RECORDS PROVIDED:
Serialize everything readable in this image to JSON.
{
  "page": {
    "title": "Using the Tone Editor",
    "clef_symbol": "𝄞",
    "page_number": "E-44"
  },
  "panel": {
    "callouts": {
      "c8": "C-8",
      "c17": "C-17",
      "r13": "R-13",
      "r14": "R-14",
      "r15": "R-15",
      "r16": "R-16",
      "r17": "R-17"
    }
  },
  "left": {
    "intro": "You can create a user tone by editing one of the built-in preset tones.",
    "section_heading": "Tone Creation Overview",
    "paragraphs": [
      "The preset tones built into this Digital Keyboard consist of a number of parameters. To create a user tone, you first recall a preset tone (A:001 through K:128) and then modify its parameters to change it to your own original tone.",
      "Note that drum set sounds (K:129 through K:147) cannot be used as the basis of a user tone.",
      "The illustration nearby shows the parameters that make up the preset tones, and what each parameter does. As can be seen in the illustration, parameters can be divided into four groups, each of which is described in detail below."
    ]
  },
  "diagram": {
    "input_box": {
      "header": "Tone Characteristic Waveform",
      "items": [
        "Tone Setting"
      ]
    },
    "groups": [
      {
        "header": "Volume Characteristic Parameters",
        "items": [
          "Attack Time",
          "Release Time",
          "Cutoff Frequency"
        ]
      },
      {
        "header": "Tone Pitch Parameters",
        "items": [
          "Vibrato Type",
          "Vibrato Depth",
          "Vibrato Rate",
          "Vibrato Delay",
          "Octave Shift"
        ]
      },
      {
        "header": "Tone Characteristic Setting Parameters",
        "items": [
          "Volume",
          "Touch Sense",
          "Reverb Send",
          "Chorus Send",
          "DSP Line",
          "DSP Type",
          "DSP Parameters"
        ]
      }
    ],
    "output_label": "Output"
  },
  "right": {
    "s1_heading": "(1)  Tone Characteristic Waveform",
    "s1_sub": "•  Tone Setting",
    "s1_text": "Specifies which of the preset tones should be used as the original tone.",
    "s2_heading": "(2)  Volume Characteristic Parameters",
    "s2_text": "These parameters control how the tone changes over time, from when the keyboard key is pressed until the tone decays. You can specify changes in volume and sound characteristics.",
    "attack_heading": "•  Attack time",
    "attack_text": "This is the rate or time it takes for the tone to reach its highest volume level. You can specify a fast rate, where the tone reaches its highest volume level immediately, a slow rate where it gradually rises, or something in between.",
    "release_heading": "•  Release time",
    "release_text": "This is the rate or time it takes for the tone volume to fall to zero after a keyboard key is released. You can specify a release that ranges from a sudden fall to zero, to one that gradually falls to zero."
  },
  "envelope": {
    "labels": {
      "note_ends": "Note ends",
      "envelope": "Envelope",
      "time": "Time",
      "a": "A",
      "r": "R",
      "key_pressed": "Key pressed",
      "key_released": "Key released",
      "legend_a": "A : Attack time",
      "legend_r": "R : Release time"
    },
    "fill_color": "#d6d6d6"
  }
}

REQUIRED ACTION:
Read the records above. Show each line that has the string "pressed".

ANSWER TO THIS TASK:
    "s2_text": "These parameters control how the tone changes over time, from when the keyboard key is pressed until the tone decays. You can specify changes in volume and sound characteristics.",
      "key_pressed": "Key pressed",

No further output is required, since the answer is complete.